Myth #1: Chocolate is Fattening
A crucial factor has been overlooked in this widespread condemnation of chocolate: Most chocolate eaters tend to supplement their chocolate intake with other foods. By what right, what logic can chocolate be singled out as the cause of plumpness? How can we be certain that, say, carrots are not a catalyst to weight gain when chocolate is present.
There is empirical evidence that also raises serious doubts about chocolate's fatteningness: Few chocolate lovers can simply lie back and wait for chocolate to come to them. For most, getting and keeping chocolate often requires strenuous physical work.
Selected Average Caloric Expenditures
Related to the Routine Pursuit and Maintenance
of personal Chocolate Resources:
Activity Caloric Expenditure
Carrying seven pounds of chocolate 359

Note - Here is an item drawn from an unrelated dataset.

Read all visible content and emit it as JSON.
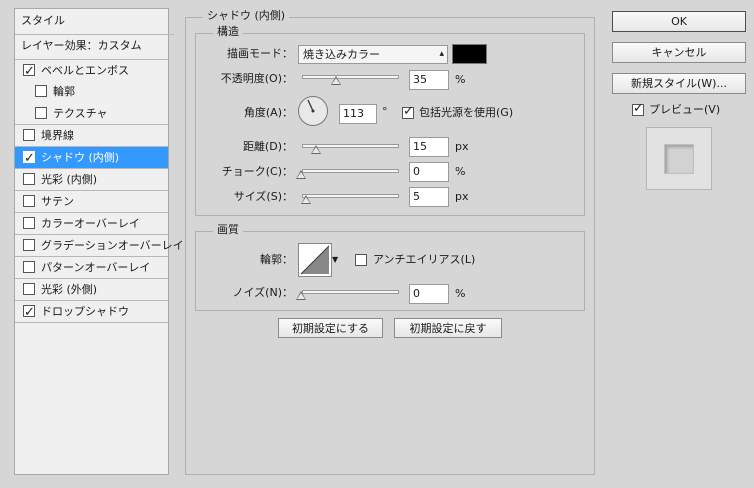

from store to residence
Hiding all chocolate before answering door 744
when company drops by unexpectedly
Swimming to Switzerland 497,562 (approx.)
Myth #2: Chocolate is nothing more than a substitute for affection
Much has been made lately of the recent scientific finding that there is a chemical in chocolate- phenylethylamine - that is virtually identical to the substance manufactured by the brain of an individual who is infatuated. In various studies of this phenomenon, the conclusion drawn is that chocolate obsession is in fact self-medication for the spurned lover. He or she is trying to synthesize the "high" of being in love.
As is too often the case with these social scientists, they are taking sound, highly suggestive data and drawing empirically absurd conclusions. What reasonable soul prefers romance to truffles?
Clearly it is not the lovelorn sufferer who seeks solace in chocolate, but rather the chalet-deprived individual who, desperate, seeks in mere love a pale approximation of bittersweet euphoria.